Assigned task :: Within the material below, how many lines carry the word "JSON"? State only the number.
━━ Input data
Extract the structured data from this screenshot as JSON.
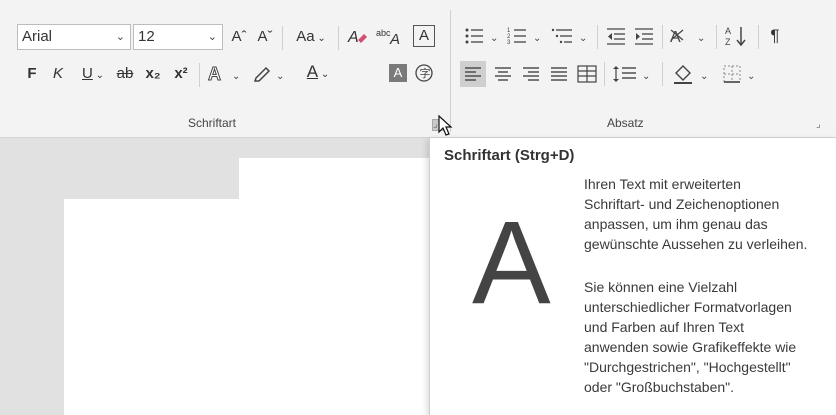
{
  "ribbon": {
    "font": {
      "family_value": "Arial",
      "size_value": "12",
      "grow_label": "Aˆ",
      "shrink_label": "Aˇ",
      "case_label": "Aa",
      "bold_label": "F",
      "italic_label": "K",
      "underline_label": "U",
      "strike_label": "ab",
      "subscript_label": "x₂",
      "superscript_label": "x²",
      "color_label": "A",
      "shade_label": "A",
      "group_label": "Schriftart"
    },
    "paragraph": {
      "group_label": "Absatz"
    }
  },
  "tooltip": {
    "title": "Schriftart (Strg+D)",
    "glyph": "A",
    "p1_lines": [
      "Ihren Text mit erweiterten",
      "Schriftart- und Zeichenoptionen",
      "anpassen, um ihm genau das",
      "gewünschte Aussehen zu verleihen."
    ],
    "p2_lines": [
      "Sie können eine Vielzahl",
      "unterschiedlicher Formatvorlagen",
      "und Farben auf Ihren Text",
      "anwenden sowie Grafikeffekte wie",
      "\"Durchgestrichen\", \"Hochgestellt\"",
      "oder \"Großbuchstaben\"."
    ]
  },
  "colors": {
    "ribbon_bg": "#f3f3f3",
    "doc_bg": "#e1e1e1",
    "page_bg": "#ffffff"
  }
}
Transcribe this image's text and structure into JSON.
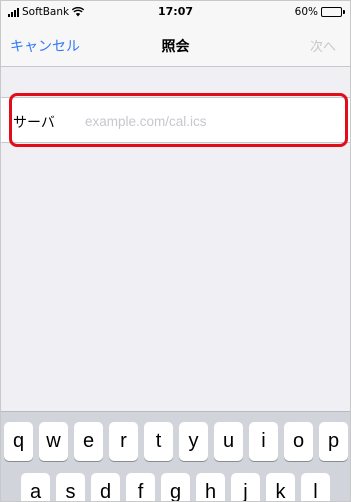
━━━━
The completed task :: 2